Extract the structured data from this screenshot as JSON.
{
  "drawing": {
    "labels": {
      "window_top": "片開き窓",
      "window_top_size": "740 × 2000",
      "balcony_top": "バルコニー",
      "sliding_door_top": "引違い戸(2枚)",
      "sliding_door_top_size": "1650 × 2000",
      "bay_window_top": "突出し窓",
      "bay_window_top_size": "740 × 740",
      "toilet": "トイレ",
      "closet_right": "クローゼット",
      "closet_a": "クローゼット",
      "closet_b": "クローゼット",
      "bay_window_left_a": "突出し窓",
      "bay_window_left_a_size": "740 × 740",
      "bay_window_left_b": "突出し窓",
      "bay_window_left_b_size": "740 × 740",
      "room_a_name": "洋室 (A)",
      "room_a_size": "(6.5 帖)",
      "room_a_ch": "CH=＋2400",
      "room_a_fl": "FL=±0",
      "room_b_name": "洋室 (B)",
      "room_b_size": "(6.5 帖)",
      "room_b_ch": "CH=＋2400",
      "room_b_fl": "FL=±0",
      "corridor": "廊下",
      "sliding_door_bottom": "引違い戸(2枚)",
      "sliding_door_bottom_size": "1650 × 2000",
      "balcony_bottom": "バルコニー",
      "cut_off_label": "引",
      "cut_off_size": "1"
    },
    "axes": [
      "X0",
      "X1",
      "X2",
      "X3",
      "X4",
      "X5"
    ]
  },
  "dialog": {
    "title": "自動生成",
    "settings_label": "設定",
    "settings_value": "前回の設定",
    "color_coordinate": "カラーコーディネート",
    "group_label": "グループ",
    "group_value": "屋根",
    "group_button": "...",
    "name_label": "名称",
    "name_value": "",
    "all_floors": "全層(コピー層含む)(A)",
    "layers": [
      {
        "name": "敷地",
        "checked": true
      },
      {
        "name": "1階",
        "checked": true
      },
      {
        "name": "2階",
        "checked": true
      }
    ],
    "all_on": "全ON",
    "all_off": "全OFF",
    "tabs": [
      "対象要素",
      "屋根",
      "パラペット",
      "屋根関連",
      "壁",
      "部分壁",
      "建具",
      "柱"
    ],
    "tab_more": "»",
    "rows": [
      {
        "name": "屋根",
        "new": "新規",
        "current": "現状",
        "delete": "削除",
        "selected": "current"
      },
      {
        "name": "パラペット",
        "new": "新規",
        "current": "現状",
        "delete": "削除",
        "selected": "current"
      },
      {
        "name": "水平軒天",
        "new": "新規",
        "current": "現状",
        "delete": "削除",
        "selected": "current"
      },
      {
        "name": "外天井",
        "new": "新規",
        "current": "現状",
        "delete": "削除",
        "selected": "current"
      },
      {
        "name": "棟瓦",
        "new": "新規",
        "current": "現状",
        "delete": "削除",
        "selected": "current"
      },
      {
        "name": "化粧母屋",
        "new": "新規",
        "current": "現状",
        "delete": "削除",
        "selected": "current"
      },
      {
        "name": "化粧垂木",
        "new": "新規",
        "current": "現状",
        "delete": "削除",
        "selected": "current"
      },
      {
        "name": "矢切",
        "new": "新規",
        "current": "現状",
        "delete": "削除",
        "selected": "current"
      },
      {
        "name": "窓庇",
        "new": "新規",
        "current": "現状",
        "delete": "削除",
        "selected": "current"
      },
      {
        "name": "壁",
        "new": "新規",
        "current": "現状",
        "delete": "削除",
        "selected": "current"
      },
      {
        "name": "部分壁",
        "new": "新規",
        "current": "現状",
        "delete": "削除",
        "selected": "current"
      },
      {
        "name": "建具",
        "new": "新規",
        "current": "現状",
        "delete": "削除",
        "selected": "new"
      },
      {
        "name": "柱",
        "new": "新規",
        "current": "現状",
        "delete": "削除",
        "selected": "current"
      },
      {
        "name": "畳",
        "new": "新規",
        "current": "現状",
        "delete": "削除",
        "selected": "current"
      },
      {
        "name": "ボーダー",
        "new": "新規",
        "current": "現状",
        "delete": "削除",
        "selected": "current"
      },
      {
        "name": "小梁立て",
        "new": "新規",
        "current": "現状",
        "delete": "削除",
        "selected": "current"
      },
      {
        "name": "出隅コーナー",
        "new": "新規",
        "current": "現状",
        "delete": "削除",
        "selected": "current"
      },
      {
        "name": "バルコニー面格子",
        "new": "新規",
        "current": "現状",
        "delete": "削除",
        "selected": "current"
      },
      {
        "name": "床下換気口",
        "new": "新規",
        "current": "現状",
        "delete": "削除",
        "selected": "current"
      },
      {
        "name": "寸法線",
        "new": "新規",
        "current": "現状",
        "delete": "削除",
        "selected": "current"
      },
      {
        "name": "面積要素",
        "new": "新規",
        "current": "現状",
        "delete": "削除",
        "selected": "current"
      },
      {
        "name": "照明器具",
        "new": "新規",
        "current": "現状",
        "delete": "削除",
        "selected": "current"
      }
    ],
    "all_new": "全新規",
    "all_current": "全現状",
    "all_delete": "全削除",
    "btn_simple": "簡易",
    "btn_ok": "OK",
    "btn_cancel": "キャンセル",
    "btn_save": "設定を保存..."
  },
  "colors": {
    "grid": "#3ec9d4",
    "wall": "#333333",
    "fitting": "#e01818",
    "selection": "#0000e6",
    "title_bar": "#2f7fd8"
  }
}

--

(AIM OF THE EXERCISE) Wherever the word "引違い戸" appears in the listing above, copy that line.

(PROBLEM SOLUTION)
      "sliding_door_top": "引違い戸(2枚)",
      "sliding_door_bottom": "引違い戸(2枚)",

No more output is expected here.